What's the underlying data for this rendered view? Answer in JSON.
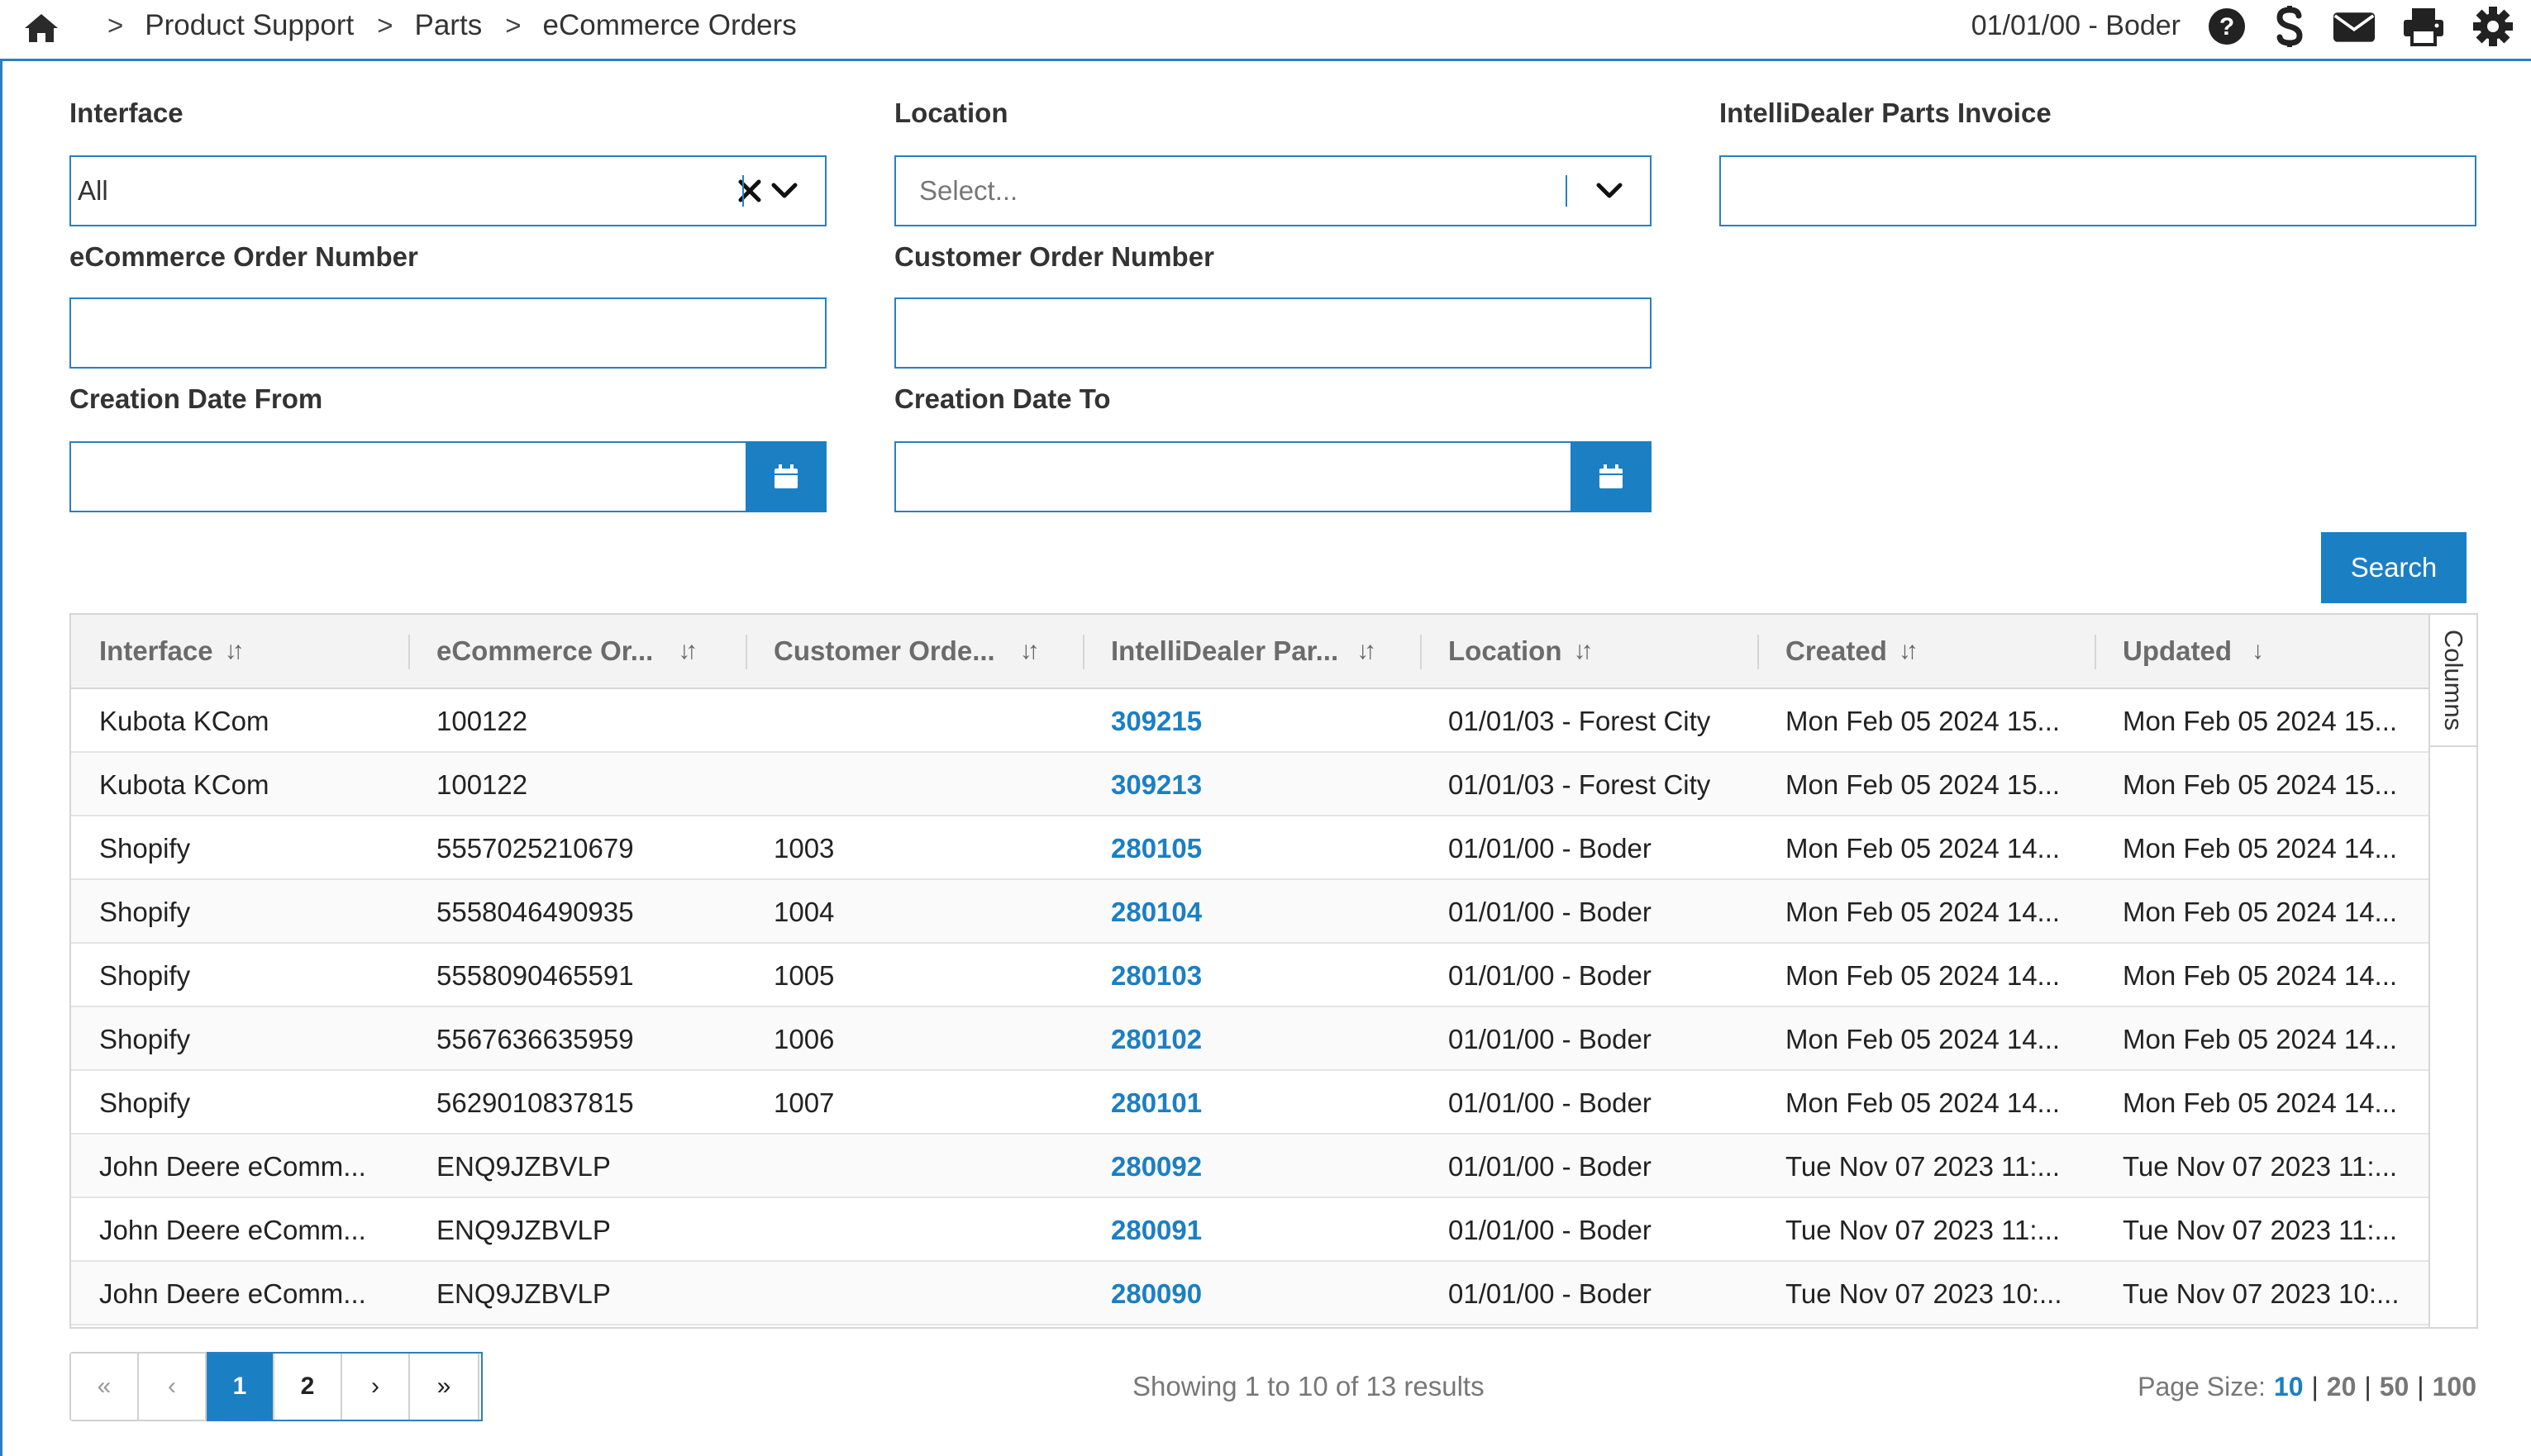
{
  "header": {
    "breadcrumbs": [
      "Product Support",
      "Parts",
      "eCommerce Orders"
    ],
    "separator": ">",
    "user_location": "01/01/00 - Boder",
    "icons": [
      "home-icon",
      "help-icon",
      "dollar-icon",
      "mail-icon",
      "print-icon",
      "gear-icon"
    ]
  },
  "filters": {
    "interface": {
      "label": "Interface",
      "value": "All"
    },
    "location": {
      "label": "Location",
      "placeholder": "Select..."
    },
    "invoice": {
      "label": "IntelliDealer Parts Invoice",
      "value": ""
    },
    "ecom_order": {
      "label": "eCommerce Order Number",
      "value": ""
    },
    "cust_order": {
      "label": "Customer Order Number",
      "value": ""
    },
    "date_from": {
      "label": "Creation Date From",
      "value": ""
    },
    "date_to": {
      "label": "Creation Date To",
      "value": ""
    },
    "search_label": "Search"
  },
  "grid": {
    "columns": [
      "Interface",
      "eCommerce Or...",
      "Customer Orde...",
      "IntelliDealer Par...",
      "Location",
      "Created",
      "Updated"
    ],
    "sort_glyphs": [
      "↓↑",
      "↓↑",
      "↓↑",
      "↓↑",
      "↓↑",
      "↓↑",
      "↓"
    ],
    "side_tab": "Columns",
    "rows": [
      [
        "Kubota KCom",
        "100122",
        "",
        "309215",
        "01/01/03 - Forest City",
        "Mon Feb 05 2024 15...",
        "Mon Feb 05 2024 15..."
      ],
      [
        "Kubota KCom",
        "100122",
        "",
        "309213",
        "01/01/03 - Forest City",
        "Mon Feb 05 2024 15...",
        "Mon Feb 05 2024 15..."
      ],
      [
        "Shopify",
        "5557025210679",
        "1003",
        "280105",
        "01/01/00 - Boder",
        "Mon Feb 05 2024 14...",
        "Mon Feb 05 2024 14..."
      ],
      [
        "Shopify",
        "5558046490935",
        "1004",
        "280104",
        "01/01/00 - Boder",
        "Mon Feb 05 2024 14...",
        "Mon Feb 05 2024 14..."
      ],
      [
        "Shopify",
        "5558090465591",
        "1005",
        "280103",
        "01/01/00 - Boder",
        "Mon Feb 05 2024 14...",
        "Mon Feb 05 2024 14..."
      ],
      [
        "Shopify",
        "5567636635959",
        "1006",
        "280102",
        "01/01/00 - Boder",
        "Mon Feb 05 2024 14...",
        "Mon Feb 05 2024 14..."
      ],
      [
        "Shopify",
        "5629010837815",
        "1007",
        "280101",
        "01/01/00 - Boder",
        "Mon Feb 05 2024 14...",
        "Mon Feb 05 2024 14..."
      ],
      [
        "John Deere eComm...",
        "ENQ9JZBVLP",
        "",
        "280092",
        "01/01/00 - Boder",
        "Tue Nov 07 2023 11:...",
        "Tue Nov 07 2023 11:..."
      ],
      [
        "John Deere eComm...",
        "ENQ9JZBVLP",
        "",
        "280091",
        "01/01/00 - Boder",
        "Tue Nov 07 2023 11:...",
        "Tue Nov 07 2023 11:..."
      ],
      [
        "John Deere eComm...",
        "ENQ9JZBVLP",
        "",
        "280090",
        "01/01/00 - Boder",
        "Tue Nov 07 2023 10:...",
        "Tue Nov 07 2023 10:..."
      ]
    ]
  },
  "pager": {
    "buttons": [
      "«",
      "‹",
      "1",
      "2",
      "›",
      "»"
    ],
    "current_page": "1",
    "showing": "Showing 1 to 10 of 13 results",
    "page_size_label": "Page Size:",
    "page_sizes": [
      "10",
      "20",
      "50",
      "100"
    ],
    "page_size_current": "10"
  },
  "colors": {
    "accent": "#1b7fc4",
    "border": "#2b7fc2",
    "header_bg": "#f3f3f3"
  }
}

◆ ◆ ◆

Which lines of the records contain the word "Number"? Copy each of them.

RESULT OF THE EXERCISE:
      "label": "eCommerce Order Number",
      "label": "Customer Order Number",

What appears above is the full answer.